The U.S. Army is ready to invest in teeny tiny drones. A request for information filed earlier this month indicates the Army is interested in unmanned aerial vehicles that weigh less than a pound, according to Tandem National Security Innovations.
Nano drones aren't anything new, per se. British armed services have had a lightweight surveillance drone called the Black Hornet for some time. Outside of the Army, educational institutions like Harvard University and the University of Pennsylvania and businesses like AeroEnvironments have also been developing nano drones.
But this new information may mean the technology is finally meeting the Army's expectations. The Army has put together a list of items it'd like from its next drone investment. Here a few of the specifications:
- Real-time video and telemetry
- An air vehicle weighing no more than 150 grams
- Flight endurance of 15 minutes
- Vehicle must be able to return to a set location if it loses radio contact
- 500-meter line of sight
- Day and night vision
- During the day, the drone at a 20-meter range must be able to identify a human and recognize whether that target is armed or not
- Air vehicle must be able to fly in 10 knot winds and 15 knot "gusts"
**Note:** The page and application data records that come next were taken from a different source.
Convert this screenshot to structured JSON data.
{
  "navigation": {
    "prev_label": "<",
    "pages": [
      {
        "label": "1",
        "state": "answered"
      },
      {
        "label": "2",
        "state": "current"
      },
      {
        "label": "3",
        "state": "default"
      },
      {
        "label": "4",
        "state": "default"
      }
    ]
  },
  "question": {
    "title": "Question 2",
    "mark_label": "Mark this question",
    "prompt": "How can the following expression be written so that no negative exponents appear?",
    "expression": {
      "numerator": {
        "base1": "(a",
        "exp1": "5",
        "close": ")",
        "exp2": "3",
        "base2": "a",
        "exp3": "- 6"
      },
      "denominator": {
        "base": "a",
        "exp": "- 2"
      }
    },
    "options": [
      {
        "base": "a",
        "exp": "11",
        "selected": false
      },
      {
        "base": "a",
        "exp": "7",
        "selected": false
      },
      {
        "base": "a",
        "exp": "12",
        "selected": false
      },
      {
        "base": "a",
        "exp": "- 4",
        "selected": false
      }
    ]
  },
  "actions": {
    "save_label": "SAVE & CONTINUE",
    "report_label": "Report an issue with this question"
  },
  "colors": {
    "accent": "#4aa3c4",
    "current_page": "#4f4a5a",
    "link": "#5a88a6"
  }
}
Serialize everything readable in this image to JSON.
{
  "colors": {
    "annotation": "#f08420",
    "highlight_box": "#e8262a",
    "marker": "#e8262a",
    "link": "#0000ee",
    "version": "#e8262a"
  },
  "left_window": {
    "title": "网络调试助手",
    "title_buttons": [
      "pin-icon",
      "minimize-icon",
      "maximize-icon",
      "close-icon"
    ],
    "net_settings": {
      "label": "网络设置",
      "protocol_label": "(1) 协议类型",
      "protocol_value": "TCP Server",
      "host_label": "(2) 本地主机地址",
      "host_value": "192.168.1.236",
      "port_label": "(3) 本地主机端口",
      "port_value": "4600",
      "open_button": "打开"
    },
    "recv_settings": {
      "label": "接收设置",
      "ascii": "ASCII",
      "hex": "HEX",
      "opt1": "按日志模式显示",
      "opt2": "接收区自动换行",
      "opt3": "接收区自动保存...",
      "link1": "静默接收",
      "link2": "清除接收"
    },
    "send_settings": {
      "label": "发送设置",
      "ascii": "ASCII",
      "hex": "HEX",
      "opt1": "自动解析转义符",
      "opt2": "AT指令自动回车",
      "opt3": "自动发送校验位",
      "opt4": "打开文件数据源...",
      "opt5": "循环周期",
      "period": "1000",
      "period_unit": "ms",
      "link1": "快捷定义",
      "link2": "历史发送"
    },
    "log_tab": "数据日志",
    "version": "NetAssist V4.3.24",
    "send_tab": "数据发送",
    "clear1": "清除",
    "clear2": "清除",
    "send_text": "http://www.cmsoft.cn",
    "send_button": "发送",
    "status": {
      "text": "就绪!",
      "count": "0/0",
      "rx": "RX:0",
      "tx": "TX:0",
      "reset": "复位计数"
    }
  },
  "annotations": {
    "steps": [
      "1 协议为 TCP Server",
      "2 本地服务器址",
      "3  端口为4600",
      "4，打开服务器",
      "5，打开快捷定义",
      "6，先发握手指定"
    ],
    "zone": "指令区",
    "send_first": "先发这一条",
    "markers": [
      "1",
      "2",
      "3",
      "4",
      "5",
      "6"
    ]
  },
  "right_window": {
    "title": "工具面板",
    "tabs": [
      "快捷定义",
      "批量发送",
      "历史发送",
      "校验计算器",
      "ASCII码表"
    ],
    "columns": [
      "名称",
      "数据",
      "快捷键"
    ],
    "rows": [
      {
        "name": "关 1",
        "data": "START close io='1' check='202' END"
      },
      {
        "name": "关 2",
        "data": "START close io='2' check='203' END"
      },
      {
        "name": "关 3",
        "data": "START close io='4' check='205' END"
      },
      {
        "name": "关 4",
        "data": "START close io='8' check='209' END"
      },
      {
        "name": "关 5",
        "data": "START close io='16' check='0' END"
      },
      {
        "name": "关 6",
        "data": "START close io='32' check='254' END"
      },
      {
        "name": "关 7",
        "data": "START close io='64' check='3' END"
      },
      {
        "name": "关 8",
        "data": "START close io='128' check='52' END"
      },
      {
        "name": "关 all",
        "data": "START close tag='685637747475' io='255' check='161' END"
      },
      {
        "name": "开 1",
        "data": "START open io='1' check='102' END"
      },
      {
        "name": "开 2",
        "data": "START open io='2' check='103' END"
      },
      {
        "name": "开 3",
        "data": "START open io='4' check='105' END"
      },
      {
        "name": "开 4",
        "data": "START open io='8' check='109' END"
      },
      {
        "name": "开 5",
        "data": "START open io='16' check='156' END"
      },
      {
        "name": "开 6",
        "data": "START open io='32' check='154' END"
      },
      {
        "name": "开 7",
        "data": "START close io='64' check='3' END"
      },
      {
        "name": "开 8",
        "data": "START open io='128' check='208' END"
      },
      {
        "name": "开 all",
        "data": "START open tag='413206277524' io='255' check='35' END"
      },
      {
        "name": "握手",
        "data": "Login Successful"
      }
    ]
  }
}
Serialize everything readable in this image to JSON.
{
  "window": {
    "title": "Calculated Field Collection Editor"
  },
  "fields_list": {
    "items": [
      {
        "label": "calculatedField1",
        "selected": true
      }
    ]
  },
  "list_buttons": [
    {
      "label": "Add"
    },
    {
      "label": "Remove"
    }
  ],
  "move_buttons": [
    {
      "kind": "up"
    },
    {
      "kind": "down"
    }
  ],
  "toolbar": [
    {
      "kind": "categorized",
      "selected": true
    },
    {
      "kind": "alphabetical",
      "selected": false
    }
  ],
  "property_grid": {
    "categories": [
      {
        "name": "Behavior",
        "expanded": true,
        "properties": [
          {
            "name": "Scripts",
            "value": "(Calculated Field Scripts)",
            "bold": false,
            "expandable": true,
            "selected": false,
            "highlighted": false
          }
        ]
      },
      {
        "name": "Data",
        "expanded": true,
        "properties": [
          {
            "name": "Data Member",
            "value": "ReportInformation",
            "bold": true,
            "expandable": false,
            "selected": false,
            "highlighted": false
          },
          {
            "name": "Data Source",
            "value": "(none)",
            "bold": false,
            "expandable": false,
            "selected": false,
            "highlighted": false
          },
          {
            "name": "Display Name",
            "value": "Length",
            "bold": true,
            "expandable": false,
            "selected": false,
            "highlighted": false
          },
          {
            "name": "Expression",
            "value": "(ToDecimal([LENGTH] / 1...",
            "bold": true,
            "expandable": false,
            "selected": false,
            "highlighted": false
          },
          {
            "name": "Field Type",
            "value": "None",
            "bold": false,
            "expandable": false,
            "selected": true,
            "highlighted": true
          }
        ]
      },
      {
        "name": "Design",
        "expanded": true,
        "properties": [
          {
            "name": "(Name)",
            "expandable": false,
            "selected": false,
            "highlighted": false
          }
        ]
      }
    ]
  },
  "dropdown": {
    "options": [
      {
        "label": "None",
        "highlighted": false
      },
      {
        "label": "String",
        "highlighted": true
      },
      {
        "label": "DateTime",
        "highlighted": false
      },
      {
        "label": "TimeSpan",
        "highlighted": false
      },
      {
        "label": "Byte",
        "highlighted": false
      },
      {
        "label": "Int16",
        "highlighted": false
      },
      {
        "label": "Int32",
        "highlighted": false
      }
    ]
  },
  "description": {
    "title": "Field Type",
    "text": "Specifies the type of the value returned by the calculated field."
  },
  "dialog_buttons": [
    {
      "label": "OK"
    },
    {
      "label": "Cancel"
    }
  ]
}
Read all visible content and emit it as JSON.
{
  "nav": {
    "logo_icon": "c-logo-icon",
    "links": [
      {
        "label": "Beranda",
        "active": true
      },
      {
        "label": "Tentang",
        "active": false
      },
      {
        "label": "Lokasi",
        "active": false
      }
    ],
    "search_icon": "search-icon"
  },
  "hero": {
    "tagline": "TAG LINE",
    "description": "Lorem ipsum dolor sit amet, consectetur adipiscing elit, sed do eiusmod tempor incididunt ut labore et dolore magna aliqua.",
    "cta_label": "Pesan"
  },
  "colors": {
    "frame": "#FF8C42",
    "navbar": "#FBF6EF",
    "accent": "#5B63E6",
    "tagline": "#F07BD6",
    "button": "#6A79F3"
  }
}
You'll notices the drone request doesn't include any sort of weapon. However, as Eye in the Sky director Gavin Hood said in an interview with Mic earlier this month, it wouldn't take much to weaponize these unmanned vehicles with chemicals like anthrax down the road.